Background: H(1)-antihistamines are first line treatment of chronic urticaria, but many patients do not get satisfactory relief with recommended doses. European guidelines recommend increased antihistamine doses of up to 4-fold.
Objective: To provide supportive evidence for the European guidelines.
Methods: Eighty tertiary referral patients with chronic urticaria (age range, 19-67 years) were randomized for double-blind treatment with levocetirizine or desloratadine (40/40). Treatment started at the conventional daily dose of 5 mg and then increased weekly to 10 mg, 20 mg, or 20 mg of the opposite drug if relief of symptoms was incomplete.
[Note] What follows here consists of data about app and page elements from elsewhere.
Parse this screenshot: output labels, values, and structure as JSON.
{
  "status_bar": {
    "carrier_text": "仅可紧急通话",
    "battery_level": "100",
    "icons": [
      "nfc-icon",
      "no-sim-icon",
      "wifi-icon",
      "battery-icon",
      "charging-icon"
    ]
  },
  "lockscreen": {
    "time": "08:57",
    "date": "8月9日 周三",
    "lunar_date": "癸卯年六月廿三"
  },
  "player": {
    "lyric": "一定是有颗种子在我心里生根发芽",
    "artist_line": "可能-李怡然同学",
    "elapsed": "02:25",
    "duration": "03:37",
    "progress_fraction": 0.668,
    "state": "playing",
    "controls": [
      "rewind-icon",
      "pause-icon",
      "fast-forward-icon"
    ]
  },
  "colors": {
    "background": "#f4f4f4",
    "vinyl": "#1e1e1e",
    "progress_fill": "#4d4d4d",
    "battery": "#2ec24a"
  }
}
Wheal and pruritus scores, quality of life, patient discomfort, somnolence, and safety were assessed.
Results: Thirteen patients became symptom-free at 5 mg (9 levocetirizine vs 4 desloratadine), compared with 28 subjects on the higher doses of 10 mg (8/7) and 20 mg (5/1). Of the 28 patients nonresponsive to 20 mg desloratadine, 7 became symptom-free with 20 mg levocetirizine. None of the 18 levocetirizine nonresponders benefited with 20 mg desloratadine. Increasing antihistamine doses improved quality of life but did not increase somnolence. Analysis of the effect of treatment on discomfort caused by urticaria showed great individual heterogeneity of antihistamine responsiveness: approximately 15% of patients were good responders, approximately 10% were nonresponders, and approximately 75% were responders to higher than conventional antihistamine doses. No serious or severe adverse effects warranting discontinuation of treatment occurred with either drug.
Conclusion: Increasing the dosage of levocetirizine and desloratadine up to 4-fold improves chronic urticaria symptoms without compromising safety in approximately three quarters of patients with difficult-to-treat chronic urticaria.